As 500 new Richardson ISD teachers prepare to welcome their charges on the first day of school Monday, one Lake Highlands Junior High teacher stands out from the recent college grads.
She may be an RISD rookie, but Erin Blaydes Anderson has spent lots of time in LH classrooms.
Anderson, who will teach 7th grade science at LHJH, attended the school during her own 7-9th grade years, long before the Lake Highlands Freshman Center was built and folded into LHHS. Son Jacob, entering 7th grade, will be in the building with her, and her older kids, Austin and Sara, attended LHJH, too.
Anderson admits becoming a junior high science teacher is the last thing she expected when she was a Wildcat herself.
“If you had told me in junior high that I would go back to junior high, I would have laughed, then cried, then punched you,” Anderson told me. “I was a square-peg-in-a-round-hole kind of kid – awkward socially, not part of the cool crowd. There were teachers, God love ‘em, who got me through those days. I was a choir kid, and I probably ate lunch in the choir room with [late choir director] Michael O’Hern 4-5 days a week because that’s where I felt safe and included. [Coach] Kathy Barley kept us laughing and saw us as human beings. She knew we needed to blow off steam sometimes, and sometimes we needed to cry. She was a true friend of the junior high girl. Jean Wyatt and Terry Hamm were our student council sponsors and taught us ‘people tend to support that which they had a hand in creating.’ They built confidence in us and what we have to offer the world.”
At LHHS, Anderson recalls the day during senior year when Sue Passmore, one of LH’s first and most beloved teachers, insisted Anderson sit on her lap for an old-fashioned hug.
“We all have those days, and she could see I was blue. She made me tell her what was going wrong. She loved on the awkward kids – loved on every kid – and saw us as her own.”
Anderson’s career has been a country quilt of seemingly unrelated jobs, including therapy aide, corporate event planner and tech company employee. Most recently, she worked on a master’s degree while teaching pre-school at CCDC, Christian Childhood Development Center at Lake Highlands United Methodist Church.
“I’ve been a jack-of-all-trades, a consummate lifelong learner. I had all these different jobs – and loved them all – but when I started teaching at CCDC, I knew what I wanted to be when I grew up. I loved getting out of bed every day to go to work.
“People say, ‘You’re going from pre-school to junior high. That’s a big jump,’ but they’re not that different,” says Anderson. “Seventh graders are going to a new building with new friends and a big increase in expectations. They are learning how to be organized. Nobody knows what to do with their hands and feet.
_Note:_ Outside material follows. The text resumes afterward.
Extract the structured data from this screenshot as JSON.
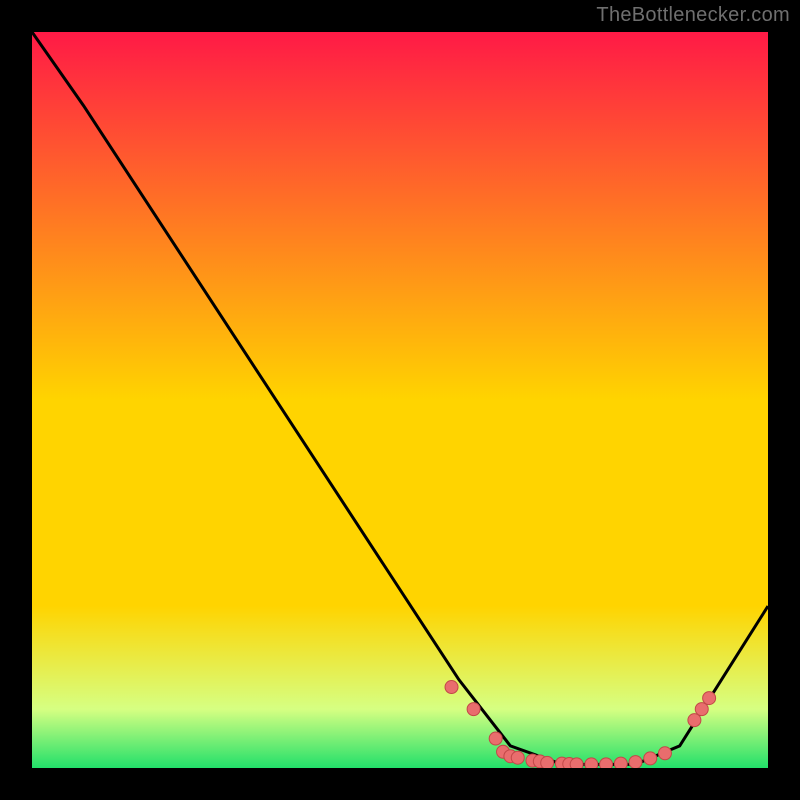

“I’ve already had two kids go through that as a mom, and I’ve seen how kids struggle with the transition. Some kids fly through, and others struggle. I want to be the teacher who understands that you have to hold them accountable, have high expectations, but these kids need so much grace. They need someone to come alongside them and encourage them.”
Anderson understands, too, that you can’t invite a downtrodden 7th grader to sit in your lap these days and give them a much-needed hug.
“No you absolutely can’t, but you can offer grace when they show up with a late paper. I can open my classroom for lunch. I have a heart for that struggling student.”
Anderson describes herself as a “goody-two-shoes” during her days at LHJH and LHHS and has fond memories of volunteering with Girls Service League and performing in school musicals and Espree shows. On Friday nights, she could be found at Wildcat football games listening to her dad, Bill Blaydes, then the “Voice of the Wildcats.” He later represented LH as a Dallas City Councilmember.
“It was great,” said Anderson. “He had this deep booming voice, and my friends would say, ‘I wouldn’t want him to be mad at me. I was totally proud of him.”
Anderson’s message for her incoming students is not much different from the one she had for her kids at CCDC – expect to have fun.
“We’ll learn through play,” says Anderson. “We won’t be in our desks much. We will have a lab every week and we will be working with our hands. We’ll look at all the different career possibilities and the ways science improves our lives – hot topics like global warming and biodiversity, and we have LHJH students who are refugees from Burma to learn from about how our worlds are linked even though we’re on opposite sides of the planet. It’s going to be fun.”
School begins for all of Richardson ISD on Monday, Aug. 21.